- Assistant Professor
- Affiliation During NDIAS Fellowship: University of Notre Dame
- Graduate Fellow (2014-2015)
- "Natural Reason: Rationality as Emerging out of Animal Nature"
Naomi Fisher is a Ph.D. candidate in the Department of Philosophy at the University of Notre Dame. Her research explores connections between the philosophy of science, philosophy of perception, and the history of philosophy. In particular, she focuses on how conceptions of the relationship between rationality and nature evolved in post-Kantian philosophy. Her dissertation examines themes of cognition, experience, and action in Kant and Schelling, particularly with respect to how these philosophers accommodate animal cognition and behaviors into their systems. She then applies the lessons learned from this period to contemporary philosophy.
Ms. Fisher has presented her research at several conferences in the areas of the history of philosophy and the philosophy of science, and has received funding for and coordinated an ongoing interdisciplinary workshop series at Notre Dame, focusing on the relationship between philosophy and history. In addition, she has served as an editorial assistant for the Internationales Jahrbuch des deutschen Idealismus.

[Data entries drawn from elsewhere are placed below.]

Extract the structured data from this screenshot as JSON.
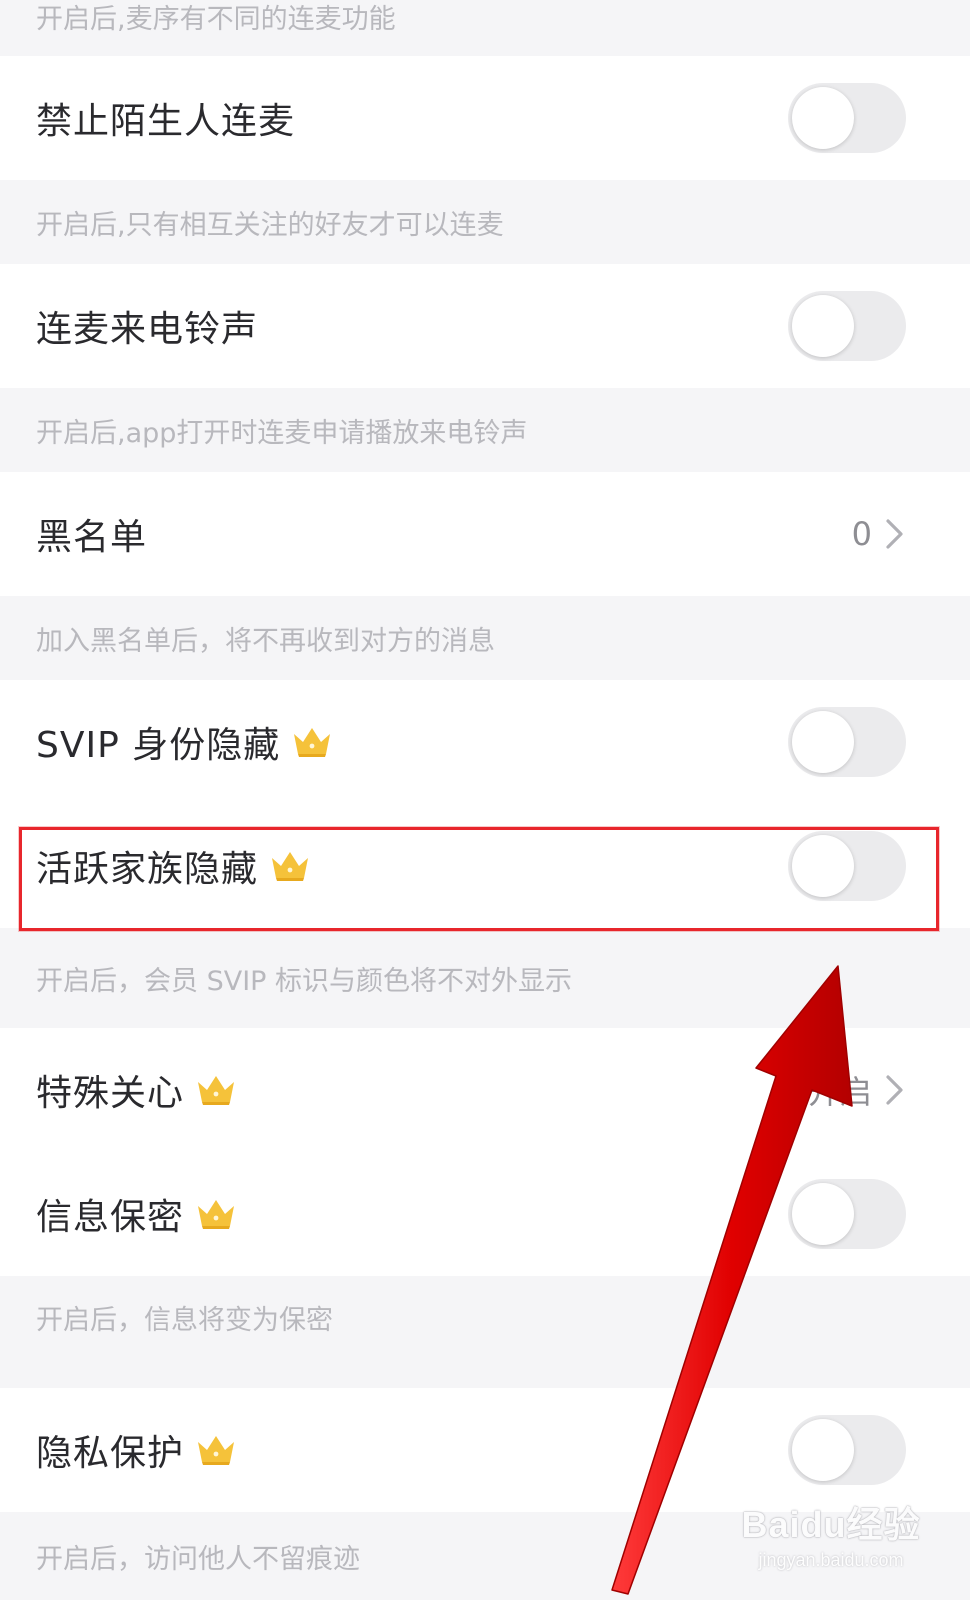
{
  "top_note": "开启后,麦序有不同的连麦功能",
  "rows": [
    {
      "label": "禁止陌生人连麦",
      "control": "toggle",
      "on": false
    },
    {
      "label": "连麦来电铃声",
      "control": "toggle",
      "on": false
    },
    {
      "label": "黑名单",
      "control": "value",
      "value": "0"
    },
    {
      "label": "SVIP 身份隐藏",
      "control": "toggle",
      "on": false,
      "crown": true
    },
    {
      "label": "活跃家族隐藏",
      "control": "toggle",
      "on": false,
      "crown": true
    },
    {
      "label": "特殊关心",
      "control": "value",
      "value": "未开启",
      "crown": true
    },
    {
      "label": "信息保密",
      "control": "toggle",
      "on": false,
      "crown": true
    },
    {
      "label": "隐私保护",
      "control": "toggle",
      "on": false,
      "crown": true
    }
  ],
  "notes": [
    "开启后,只有相互关注的好友才可以连麦",
    "开启后,app打开时连麦申请播放来电铃声",
    "加入黑名单后，将不再收到对方的消息",
    "开启后，会员 SVIP 标识与颜色将不对外显示",
    "开启后，信息将变为保密",
    "开启后，访问他人不留痕迹"
  ],
  "watermark": {
    "main": "Baidu经验",
    "sub": "jingyan.baidu.com"
  },
  "colors": {
    "highlight": "#e8262c",
    "arrow": "#ff1a1a",
    "crown": "#f5c23a",
    "toggle_off": "#ebebed"
  }
}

Ms. Fisher has received several grants, including a Nanovic Institute Travel and Research Grant for research in Germany, an Institute for Scholarship in the Liberal Arts-Mellon Grant for interdisciplinary workshops, and several other research and language training grants.
Natural and Ethical Normativity
The Southern Journal of Philosophy, 2016
In this paper, I argue that ethical normativity can be grounded in the natural normativity of organisms without being reducible to it. Michael Thompson and Philippa Foot both offer forms of neo-Aristotelian ethical naturalism; I argue that both accounts have gaps that point toward the need for a constructive virtue ethics grounded in natural normativity. Similarly, Korsgaard’s constructivist ethics ignores the ongoing relevance of natural norms in human ethical life. I thus offer an account according to which the self-shaping activity of human organisms supplements and transforms natural normativity, giving rise to ethical norms. Such an account grounds human ethical distinctiveness in rationality without excluding nonrational humans from the ethical community. In the final section of the paper, I argue that ethical standards can be discovered (or hidden) through human activities, thus allowing for gradual progression (or regression) in ethical knowledge, both on individual and cultural levels.